WORK ORDER. Repeat every entry, word for word, leaving no line out.
============================================================
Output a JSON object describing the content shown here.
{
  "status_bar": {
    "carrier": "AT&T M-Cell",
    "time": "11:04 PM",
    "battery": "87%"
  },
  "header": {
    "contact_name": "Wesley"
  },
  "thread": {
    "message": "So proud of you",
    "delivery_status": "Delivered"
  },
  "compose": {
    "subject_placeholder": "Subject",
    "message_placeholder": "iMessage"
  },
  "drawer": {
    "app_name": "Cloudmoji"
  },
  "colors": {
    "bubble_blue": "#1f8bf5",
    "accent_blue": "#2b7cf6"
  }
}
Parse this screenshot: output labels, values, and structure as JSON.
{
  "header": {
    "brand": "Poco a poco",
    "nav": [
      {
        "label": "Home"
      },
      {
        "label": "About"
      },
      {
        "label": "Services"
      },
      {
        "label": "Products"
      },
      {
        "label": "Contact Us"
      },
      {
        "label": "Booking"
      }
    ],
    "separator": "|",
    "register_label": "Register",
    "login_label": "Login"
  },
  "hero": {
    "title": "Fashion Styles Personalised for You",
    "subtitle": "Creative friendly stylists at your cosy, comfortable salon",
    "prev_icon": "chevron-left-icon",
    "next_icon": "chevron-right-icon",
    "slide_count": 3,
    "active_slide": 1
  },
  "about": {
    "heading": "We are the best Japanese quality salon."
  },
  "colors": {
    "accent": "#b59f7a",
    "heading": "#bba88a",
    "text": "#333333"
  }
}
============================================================
RESPONSE.
Output a JSON object describing the content shown here.
{
  "status_bar": {
    "carrier": "AT&T M-Cell",
    "time": "11:04 PM",
    "battery": "87%"
  },
  "header": {
    "contact_name": "Wesley"
  },
  "thread": {
    "message": "So proud of you",
    "delivery_status": "Delivered"
  },
  "compose": {
    "subject_placeholder": "Subject",
    "message_placeholder": "iMessage"
  },
  "drawer": {
    "app_name": "Cloudmoji"
  },
  "colors": {
    "bubble_blue": "#1f8bf5",
    "accent_blue": "#2b7cf6"
  }
}
Parse this screenshot: output labels, values, and structure as JSON.
{
  "header": {
    "brand": "Poco a poco",
    "nav": [
      {
        "label": "Home"
      },
      {
        "label": "About"
      },
      {
        "label": "Services"
      },
      {
        "label": "Products"
      },
      {
        "label": "Contact Us"
      },
      {
        "label": "Booking"
      }
    ],
    "separator": "|",
    "register_label": "Register",
    "login_label": "Login"
  },
  "hero": {
    "title": "Fashion Styles Personalised for You",
    "subtitle": "Creative friendly stylists at your cosy, comfortable salon",
    "prev_icon": "chevron-left-icon",
    "next_icon": "chevron-right-icon",
    "slide_count": 3,
    "active_slide": 1
  },
  "about": {
    "heading": "We are the best Japanese quality salon."
  },
  "colors": {
    "accent": "#b59f7a",
    "heading": "#bba88a",
    "text": "#333333"
  }
}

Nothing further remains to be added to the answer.